Church Hill, Whaddon

For those blessed with a modicum of intelligence, it’s perhaps pretty obvious that the fast track to the riches of life is to plan a career early in their existence, preferably to those positions which provide the maximum remuneration for the minimum ability - possibly local government, or politics. As for the rest of us, either through idleness, indifference, or just being thick, our lot is to journey along the bumpy cart lane of life, which is why having in the late 1960s drifted into the local Labour Exchange (as Job Centres were then known) I shortly afterwards drifted out again, having been directed to employment with the firm which had just been favoured to paint the buildings at Bletchley Park.

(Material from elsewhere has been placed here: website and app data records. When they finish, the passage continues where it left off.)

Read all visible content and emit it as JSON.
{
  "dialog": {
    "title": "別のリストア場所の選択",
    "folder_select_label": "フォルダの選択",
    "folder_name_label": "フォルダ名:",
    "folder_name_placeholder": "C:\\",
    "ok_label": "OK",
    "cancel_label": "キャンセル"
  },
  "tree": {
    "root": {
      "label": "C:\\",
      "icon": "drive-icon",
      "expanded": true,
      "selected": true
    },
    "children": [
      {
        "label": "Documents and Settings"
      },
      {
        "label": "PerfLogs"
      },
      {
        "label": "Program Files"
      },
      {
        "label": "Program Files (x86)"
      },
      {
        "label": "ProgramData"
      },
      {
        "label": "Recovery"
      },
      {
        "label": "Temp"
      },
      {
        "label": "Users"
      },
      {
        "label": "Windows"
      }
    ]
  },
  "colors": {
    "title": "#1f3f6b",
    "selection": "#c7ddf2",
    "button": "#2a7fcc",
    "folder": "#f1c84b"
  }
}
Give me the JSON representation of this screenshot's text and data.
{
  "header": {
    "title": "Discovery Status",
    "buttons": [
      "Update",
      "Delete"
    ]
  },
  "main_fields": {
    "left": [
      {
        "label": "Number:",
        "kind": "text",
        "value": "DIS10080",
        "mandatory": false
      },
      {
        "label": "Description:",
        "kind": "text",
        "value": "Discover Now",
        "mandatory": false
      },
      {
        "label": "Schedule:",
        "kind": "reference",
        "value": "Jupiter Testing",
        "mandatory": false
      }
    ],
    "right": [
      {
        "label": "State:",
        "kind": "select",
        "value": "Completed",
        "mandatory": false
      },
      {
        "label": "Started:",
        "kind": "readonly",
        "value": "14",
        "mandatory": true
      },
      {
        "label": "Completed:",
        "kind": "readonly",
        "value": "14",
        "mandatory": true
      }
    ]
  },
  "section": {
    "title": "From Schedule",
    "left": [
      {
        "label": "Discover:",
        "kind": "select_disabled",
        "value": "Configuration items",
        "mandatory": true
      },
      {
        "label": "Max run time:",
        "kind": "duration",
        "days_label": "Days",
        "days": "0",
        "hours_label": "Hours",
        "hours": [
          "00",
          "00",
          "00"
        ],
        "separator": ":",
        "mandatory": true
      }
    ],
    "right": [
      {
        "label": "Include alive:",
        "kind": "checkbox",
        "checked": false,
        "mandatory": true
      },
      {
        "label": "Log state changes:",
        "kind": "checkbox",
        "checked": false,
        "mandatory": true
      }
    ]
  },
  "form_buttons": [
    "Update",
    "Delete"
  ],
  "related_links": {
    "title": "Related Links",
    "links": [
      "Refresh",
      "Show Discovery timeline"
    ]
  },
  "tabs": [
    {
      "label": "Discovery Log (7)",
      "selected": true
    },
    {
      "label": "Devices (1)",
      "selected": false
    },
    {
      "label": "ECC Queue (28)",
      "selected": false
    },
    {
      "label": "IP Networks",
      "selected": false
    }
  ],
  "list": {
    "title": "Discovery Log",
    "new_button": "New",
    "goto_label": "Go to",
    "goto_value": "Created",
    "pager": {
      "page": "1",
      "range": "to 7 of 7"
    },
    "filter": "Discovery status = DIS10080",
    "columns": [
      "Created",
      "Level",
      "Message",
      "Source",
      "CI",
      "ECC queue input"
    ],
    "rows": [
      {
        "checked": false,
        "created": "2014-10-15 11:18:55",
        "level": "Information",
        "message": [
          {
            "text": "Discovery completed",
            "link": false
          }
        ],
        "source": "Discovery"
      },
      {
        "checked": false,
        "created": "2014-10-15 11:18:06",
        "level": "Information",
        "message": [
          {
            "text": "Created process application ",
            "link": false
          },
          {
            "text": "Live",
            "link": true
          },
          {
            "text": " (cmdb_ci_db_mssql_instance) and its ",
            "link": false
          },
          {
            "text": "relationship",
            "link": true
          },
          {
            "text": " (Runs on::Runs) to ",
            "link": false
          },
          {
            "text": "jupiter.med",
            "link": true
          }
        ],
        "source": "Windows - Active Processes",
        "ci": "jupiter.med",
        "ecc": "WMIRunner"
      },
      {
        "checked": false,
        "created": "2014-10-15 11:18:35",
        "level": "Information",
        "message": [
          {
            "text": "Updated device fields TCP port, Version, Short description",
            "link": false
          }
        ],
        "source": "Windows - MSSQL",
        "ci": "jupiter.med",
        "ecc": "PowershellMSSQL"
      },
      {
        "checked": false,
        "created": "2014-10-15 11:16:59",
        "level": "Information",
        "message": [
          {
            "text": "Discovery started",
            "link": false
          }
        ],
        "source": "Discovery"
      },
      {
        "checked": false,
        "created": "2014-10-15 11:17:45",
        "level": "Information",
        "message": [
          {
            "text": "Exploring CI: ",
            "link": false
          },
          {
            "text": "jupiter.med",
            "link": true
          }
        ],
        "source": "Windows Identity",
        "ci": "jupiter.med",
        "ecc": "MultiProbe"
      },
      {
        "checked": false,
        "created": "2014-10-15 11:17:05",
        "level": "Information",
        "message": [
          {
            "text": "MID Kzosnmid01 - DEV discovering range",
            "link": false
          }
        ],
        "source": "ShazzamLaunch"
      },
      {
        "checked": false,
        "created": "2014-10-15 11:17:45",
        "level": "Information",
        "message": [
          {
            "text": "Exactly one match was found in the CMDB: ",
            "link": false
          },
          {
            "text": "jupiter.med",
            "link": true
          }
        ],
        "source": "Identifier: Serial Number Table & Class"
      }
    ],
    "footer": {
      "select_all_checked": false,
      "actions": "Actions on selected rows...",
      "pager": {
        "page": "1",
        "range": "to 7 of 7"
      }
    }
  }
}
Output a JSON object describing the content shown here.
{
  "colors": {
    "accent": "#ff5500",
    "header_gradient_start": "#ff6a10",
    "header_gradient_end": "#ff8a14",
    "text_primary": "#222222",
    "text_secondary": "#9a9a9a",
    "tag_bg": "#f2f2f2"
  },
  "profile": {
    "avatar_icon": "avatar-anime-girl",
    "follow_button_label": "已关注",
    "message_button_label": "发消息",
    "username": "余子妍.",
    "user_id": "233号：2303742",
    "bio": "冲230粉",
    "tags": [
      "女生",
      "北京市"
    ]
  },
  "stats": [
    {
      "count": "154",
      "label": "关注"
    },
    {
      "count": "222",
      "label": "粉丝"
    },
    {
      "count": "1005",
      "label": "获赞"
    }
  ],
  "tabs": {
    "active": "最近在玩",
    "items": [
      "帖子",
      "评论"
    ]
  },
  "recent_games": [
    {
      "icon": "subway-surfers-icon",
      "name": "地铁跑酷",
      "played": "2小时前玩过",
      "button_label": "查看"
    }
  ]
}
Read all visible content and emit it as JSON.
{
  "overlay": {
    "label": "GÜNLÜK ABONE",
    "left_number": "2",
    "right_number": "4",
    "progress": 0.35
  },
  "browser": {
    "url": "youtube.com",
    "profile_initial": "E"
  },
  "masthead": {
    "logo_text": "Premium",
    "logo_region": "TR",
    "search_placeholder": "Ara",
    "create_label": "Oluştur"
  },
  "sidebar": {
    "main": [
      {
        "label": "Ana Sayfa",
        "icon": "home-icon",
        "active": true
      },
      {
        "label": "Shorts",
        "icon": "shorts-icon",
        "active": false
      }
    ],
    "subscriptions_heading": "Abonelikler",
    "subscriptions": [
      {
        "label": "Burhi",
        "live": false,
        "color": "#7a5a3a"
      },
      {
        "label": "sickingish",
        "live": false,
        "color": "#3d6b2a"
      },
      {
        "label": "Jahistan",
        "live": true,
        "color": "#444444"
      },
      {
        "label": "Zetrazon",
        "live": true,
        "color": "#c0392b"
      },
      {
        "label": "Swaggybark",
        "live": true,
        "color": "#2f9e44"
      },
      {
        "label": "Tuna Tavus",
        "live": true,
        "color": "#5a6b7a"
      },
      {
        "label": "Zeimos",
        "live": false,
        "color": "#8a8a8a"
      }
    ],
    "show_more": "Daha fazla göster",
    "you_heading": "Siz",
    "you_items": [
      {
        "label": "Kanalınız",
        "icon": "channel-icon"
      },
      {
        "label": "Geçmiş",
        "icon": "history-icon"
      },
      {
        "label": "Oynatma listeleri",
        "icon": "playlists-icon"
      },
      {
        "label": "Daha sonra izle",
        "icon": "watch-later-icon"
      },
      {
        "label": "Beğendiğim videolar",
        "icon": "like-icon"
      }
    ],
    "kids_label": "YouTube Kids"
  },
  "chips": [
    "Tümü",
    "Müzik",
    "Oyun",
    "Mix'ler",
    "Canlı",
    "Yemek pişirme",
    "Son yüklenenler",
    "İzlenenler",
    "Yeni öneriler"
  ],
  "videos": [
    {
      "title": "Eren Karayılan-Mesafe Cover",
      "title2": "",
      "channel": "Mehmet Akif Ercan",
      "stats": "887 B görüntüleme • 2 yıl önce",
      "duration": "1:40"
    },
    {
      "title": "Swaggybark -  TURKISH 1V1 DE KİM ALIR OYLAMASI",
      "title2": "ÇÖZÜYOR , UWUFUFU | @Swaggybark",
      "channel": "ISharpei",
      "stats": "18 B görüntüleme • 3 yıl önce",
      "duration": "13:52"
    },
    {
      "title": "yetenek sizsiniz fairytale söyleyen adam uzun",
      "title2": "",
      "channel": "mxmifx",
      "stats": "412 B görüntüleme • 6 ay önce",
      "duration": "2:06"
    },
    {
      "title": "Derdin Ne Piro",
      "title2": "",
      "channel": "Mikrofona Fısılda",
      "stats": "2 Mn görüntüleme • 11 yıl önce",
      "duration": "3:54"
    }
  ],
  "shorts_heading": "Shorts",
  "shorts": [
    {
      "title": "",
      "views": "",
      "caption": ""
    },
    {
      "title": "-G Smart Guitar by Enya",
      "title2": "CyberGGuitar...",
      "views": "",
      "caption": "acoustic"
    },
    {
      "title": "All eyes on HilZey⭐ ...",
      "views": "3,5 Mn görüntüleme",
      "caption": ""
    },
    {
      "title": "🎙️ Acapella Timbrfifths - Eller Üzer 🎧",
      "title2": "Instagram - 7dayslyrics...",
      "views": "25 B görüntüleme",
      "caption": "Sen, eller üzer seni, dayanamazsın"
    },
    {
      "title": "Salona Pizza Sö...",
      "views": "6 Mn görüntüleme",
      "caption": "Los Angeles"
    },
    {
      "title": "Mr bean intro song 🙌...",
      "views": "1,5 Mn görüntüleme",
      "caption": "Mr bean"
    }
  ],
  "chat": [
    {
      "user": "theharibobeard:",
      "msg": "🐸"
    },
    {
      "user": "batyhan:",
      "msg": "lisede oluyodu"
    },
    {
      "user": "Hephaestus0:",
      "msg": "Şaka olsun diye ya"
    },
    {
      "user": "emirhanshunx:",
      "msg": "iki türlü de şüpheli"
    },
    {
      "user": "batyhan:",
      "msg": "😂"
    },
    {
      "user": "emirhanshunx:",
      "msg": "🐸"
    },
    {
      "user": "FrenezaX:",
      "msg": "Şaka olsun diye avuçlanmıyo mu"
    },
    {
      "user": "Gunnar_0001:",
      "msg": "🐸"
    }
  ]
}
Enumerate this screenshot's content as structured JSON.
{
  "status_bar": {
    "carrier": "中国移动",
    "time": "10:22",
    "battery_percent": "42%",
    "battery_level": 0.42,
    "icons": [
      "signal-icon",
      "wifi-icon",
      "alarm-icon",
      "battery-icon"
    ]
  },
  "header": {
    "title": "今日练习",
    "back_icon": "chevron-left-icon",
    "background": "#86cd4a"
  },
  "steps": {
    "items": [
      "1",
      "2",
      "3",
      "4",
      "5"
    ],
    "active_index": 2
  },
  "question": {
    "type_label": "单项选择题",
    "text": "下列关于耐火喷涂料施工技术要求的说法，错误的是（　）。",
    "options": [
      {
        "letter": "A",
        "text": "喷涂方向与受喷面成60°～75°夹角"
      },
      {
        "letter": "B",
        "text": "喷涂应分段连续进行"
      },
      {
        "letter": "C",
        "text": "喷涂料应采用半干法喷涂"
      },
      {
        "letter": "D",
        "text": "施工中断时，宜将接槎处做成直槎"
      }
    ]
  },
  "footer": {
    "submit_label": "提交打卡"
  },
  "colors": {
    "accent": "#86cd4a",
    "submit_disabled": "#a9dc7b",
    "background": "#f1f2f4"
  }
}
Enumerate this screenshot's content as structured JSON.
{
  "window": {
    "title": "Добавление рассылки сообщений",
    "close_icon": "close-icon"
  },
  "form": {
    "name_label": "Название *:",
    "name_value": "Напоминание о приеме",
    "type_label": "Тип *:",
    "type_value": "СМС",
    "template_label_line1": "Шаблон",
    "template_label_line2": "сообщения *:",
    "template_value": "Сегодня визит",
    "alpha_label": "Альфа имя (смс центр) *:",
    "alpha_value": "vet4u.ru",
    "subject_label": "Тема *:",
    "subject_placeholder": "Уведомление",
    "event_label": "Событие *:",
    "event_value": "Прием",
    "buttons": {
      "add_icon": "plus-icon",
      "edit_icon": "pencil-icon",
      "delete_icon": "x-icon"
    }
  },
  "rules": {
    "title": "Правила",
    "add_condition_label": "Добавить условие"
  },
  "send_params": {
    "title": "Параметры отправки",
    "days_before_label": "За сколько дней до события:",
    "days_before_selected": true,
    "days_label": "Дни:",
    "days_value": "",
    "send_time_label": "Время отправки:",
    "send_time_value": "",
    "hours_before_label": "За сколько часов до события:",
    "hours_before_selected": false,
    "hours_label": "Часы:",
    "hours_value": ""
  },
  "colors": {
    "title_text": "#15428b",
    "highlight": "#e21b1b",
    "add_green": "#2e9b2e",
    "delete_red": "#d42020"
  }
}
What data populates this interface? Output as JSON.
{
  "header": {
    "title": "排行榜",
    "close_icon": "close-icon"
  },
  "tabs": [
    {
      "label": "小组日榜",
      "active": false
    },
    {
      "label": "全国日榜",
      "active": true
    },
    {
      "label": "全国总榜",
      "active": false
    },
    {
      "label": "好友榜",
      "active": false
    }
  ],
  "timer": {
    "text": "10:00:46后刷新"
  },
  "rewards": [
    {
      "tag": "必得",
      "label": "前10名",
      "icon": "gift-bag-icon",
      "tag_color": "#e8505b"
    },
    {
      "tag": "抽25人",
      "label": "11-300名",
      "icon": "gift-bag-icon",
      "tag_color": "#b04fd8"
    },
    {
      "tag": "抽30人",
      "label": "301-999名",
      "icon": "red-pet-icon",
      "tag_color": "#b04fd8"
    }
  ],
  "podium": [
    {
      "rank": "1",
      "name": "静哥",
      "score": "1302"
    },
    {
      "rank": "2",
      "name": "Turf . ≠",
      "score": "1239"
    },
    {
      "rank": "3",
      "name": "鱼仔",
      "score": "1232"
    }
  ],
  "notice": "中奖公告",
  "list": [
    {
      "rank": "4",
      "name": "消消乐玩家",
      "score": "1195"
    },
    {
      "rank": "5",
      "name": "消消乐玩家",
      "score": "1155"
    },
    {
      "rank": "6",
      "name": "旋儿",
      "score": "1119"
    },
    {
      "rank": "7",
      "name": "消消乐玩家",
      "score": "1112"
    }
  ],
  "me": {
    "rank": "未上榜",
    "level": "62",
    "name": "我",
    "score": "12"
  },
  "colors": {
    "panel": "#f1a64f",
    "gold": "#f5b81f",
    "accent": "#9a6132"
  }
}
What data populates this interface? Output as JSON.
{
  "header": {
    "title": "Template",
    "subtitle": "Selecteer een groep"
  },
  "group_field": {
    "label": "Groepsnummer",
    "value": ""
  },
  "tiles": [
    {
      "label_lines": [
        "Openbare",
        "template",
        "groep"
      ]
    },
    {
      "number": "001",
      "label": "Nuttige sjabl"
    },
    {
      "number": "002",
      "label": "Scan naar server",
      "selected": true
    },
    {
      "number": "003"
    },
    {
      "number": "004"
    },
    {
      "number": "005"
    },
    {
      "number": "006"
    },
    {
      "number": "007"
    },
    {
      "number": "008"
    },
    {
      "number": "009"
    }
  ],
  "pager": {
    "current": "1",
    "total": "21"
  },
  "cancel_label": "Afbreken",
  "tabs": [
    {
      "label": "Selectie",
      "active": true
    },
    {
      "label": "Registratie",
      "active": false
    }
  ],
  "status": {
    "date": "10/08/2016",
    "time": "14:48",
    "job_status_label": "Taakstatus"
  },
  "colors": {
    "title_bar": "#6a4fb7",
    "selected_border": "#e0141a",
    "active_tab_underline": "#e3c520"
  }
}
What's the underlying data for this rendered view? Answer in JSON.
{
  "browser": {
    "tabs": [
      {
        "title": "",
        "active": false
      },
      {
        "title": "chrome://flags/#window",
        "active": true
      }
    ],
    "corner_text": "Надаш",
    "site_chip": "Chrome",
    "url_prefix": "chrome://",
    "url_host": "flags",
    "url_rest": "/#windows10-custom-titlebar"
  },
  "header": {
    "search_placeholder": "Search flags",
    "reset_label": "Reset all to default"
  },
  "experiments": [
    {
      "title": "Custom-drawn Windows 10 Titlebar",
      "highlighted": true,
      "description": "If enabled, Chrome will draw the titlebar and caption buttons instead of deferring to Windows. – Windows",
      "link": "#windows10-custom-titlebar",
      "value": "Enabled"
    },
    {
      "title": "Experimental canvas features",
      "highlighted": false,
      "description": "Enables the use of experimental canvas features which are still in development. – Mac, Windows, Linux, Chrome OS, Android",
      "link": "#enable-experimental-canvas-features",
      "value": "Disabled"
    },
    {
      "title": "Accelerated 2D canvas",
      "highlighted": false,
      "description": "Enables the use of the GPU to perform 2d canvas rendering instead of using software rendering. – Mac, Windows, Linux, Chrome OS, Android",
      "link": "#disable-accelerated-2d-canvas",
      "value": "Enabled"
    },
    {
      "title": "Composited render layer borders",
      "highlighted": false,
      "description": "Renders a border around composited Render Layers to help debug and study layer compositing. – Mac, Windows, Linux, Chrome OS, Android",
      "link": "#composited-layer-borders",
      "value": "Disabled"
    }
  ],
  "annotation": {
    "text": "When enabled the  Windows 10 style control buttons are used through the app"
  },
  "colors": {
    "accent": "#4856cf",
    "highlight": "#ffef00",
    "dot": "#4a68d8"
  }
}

Apparently little skill was needed (and indeed none was offered) and on arrival I was teamed up with Harry, whose frequent expansions on the evils of Capitalism would seem to predict the strike ridden days of the decade to come. Despite the loss of a middle finger - allegedly the result of a dive bomber attack, during his wartime service aboard a motor torpedo boat in the Mediterranean - Harry wielded a nifty paint brush, and was therefore hardly best pleased when the officious site clerk passed a derogatory comment regarding some minor blemish or other. Yet no doubt because he assigned an equal contempt to all figures of authority, Harry was commendably restrained in his response, although the eloquence of his wording in dismissing the incident remains with me to this day, and in fact “What’s he think this place is - Lady Docker’s ******* boudoir,” more or less sealed my own opinion of Bletchley Park. That is until 1974, when the incredible achievements of the wartime codebreakers became finally known. And so, if only in a small way, it would be pleasing to think that the application of all those tins of gloss and emulsion helped, if only a little, to preserve the place for posterity. Nowadays the story of Bletchley Park is well known, although less so is that of Whaddon Hall, upon which was centred the secret communications operation which handled the radio traffic for the codebreakers. In fact on Church Hill, Whaddon, may still be seen the concrete foundations of two huts, wherein operators received the information from Bletchley Park for transmission to military commanders overseas. However, to minimise any signals interference between the transmitting and receiving aerials the intelligence, although ‘keyed in’ at Church Hill, was transmitted from Tattenhoe Bare, where the buildings still remain. As for the village hall of Whaddon, this became the cookhouse for some of the secret operations personnel, and in the field at the rear still lie the bases of the huts in which they were billeted.